In my first few years in the United States, I studied history in a Midwest-based graduate program. During my odyssey in the whitest region of the nation, I encountered embarrassment when I attempted to pronounce the word "proletariat" in class discussion, which folks may substitute with "impoverished people" or "the poor" in everyday life. Growing up in China and learning Marxism in textbooks from grade school to graduate school, I certainly know this term's definition—even better than American folks. However, I did not know how to pronounce the word correctly at that moment! Hence, I had to do my best to let my instructor and classmates understand what I wanted to articulate. As mentioned above, I suffer from social anxiety, so the process was just torture for me. You cannot imagine how desperate I was at that moment! Thanks to the virtual format of class discussion in the past academic year, I could easily solve this problem when I encountered the problem of pronouncing "totalitarianism" in a virtual graduate seminar last semester. For this time, I just could type the term, google it and "pronunciation" together, and finally let the computer pronounce the word for me: /tōˌtaləˈterēəˌnizəm/.

Through these two seemingly minor stories, I attempt to disclose the benefits brought by the virtual classroom in comparison with the traditional in-person class. Perhaps some "social butterflies'" may disagree with my appreciation of the potential of the virtual class in facilitating my class participation. Furthermore, they may urge me to overcome the difficulty and condemn my praise for the non-traditional manner of teaching and studying. I may respond to their commentary by quoting F. Scott Fitzgerald's sentences in The Great Gatsby, "Whenever you feel like criticizing any one, just remember that all the people in this world haven't had the advantages that you've had." Likewise, the "social-philes'" enjoyment could be challenging for those suffering from social phobia. Hence, I seek the resonation of voices from my fellow students, who share the fear of in-person talking and/or face the language barrier in the general audience. Despite the majority of mainstream society's expectation for being back to normal, which may refer to taking in-person classes, I want to argue for the minority preference for preserving an option outside the scope of “normalcy.”
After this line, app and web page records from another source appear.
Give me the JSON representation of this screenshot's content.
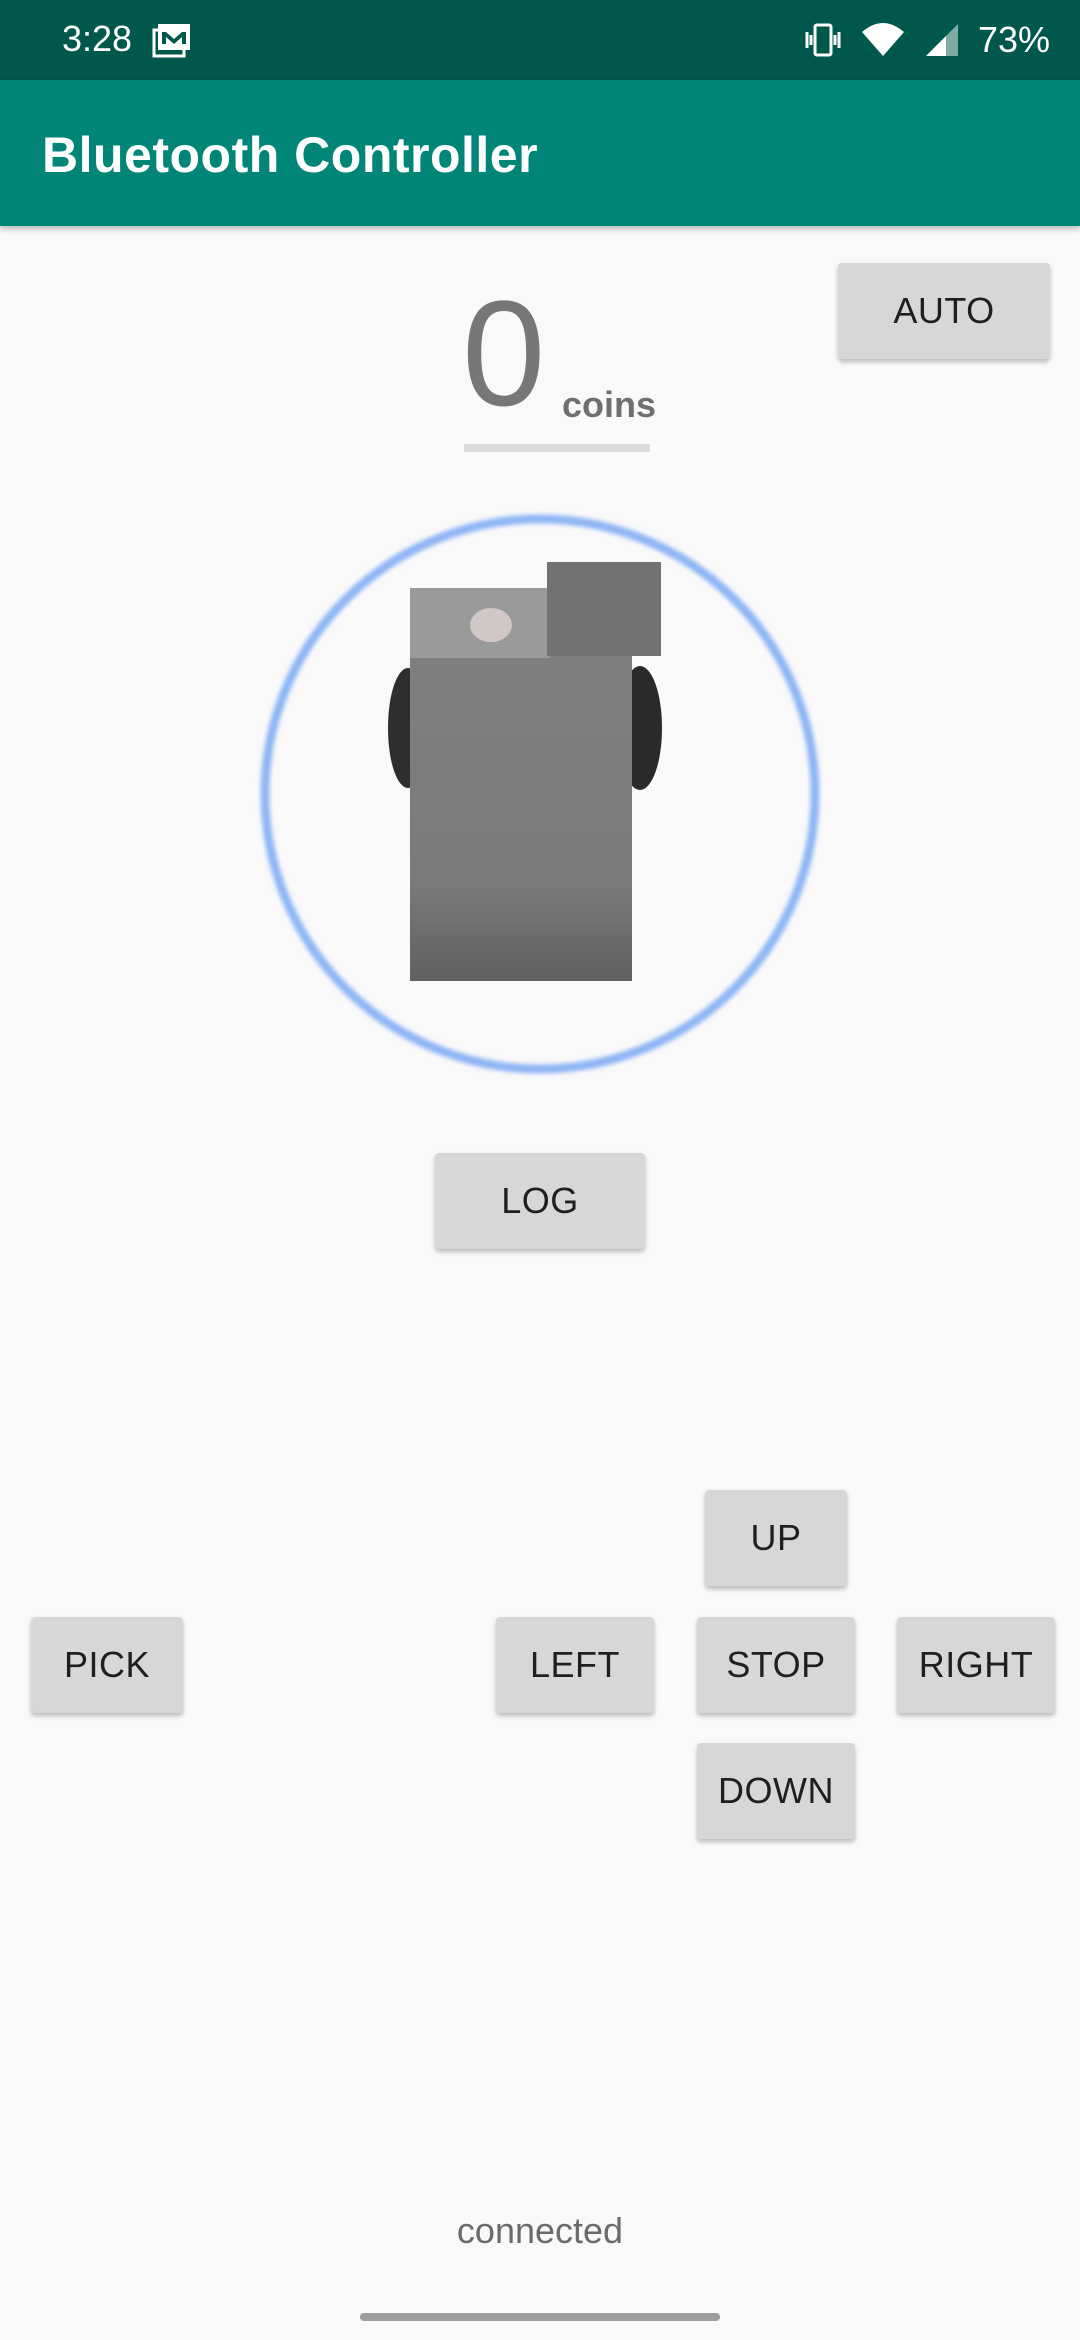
{
  "status_bar": {
    "time": "3:28",
    "battery": "73%",
    "icons": [
      "mail-icon",
      "vibrate-icon",
      "wifi-icon",
      "signal-icon"
    ]
  },
  "app_bar": {
    "title": "Bluetooth Controller"
  },
  "coins": {
    "value": "0",
    "label": "coins"
  },
  "buttons": {
    "auto": "AUTO",
    "log": "LOG",
    "up": "UP",
    "pick": "PICK",
    "left": "LEFT",
    "stop": "STOP",
    "right": "RIGHT",
    "down": "DOWN"
  },
  "connection_status": "connected",
  "colors": {
    "status_bar": "#00574b",
    "app_bar": "#008577",
    "button": "#d6d7d7",
    "ring": "#8fb5f5"
  }
}
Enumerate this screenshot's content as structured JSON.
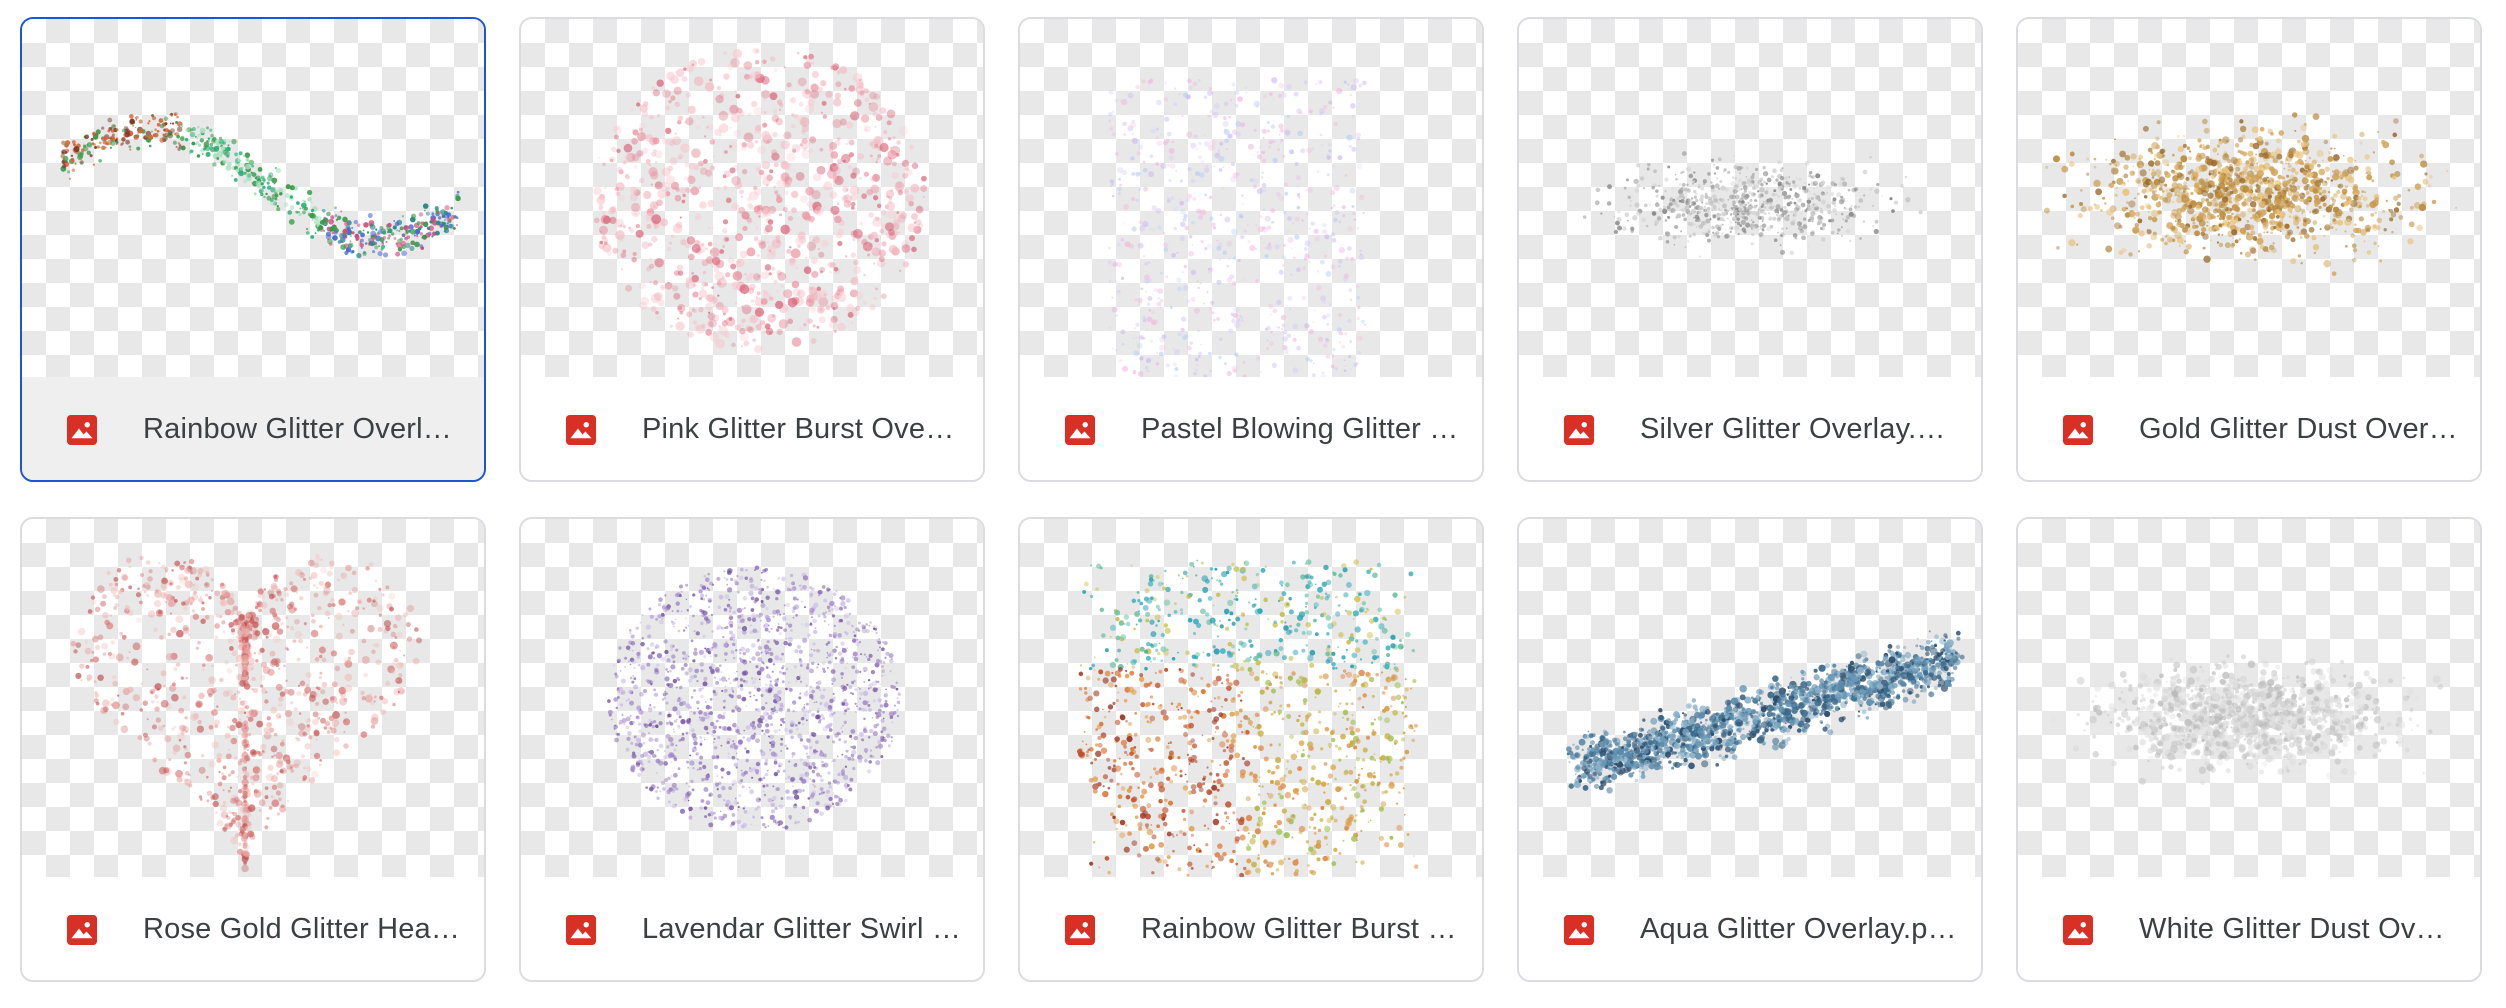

Reviewing my personal encounters with in-person and virtual classrooms, I contend that college faculty could take seriously how to teach those Twitter and Tik-Tok natives in a more student-friendly way instead of imposing obsolete values on them. College instructors may consider the potential of hybrid pedagogy in the traditional in-person teaching. As a doctoral student in history, I am working as a teaching assistant at the University at Buffalo. In the current semester, I encourage students to use digital devices in my class. The policy may enable them to answer quiz questions in Kahoot and to take the participation by commenting on Padlet. More experimentally, I try to generate a visual novel to facilitate students to learn Asian myths in an interactive manner! For those students who may feel shy or socially anxious like me, I hope my experiments may join them into the inclusive classroom!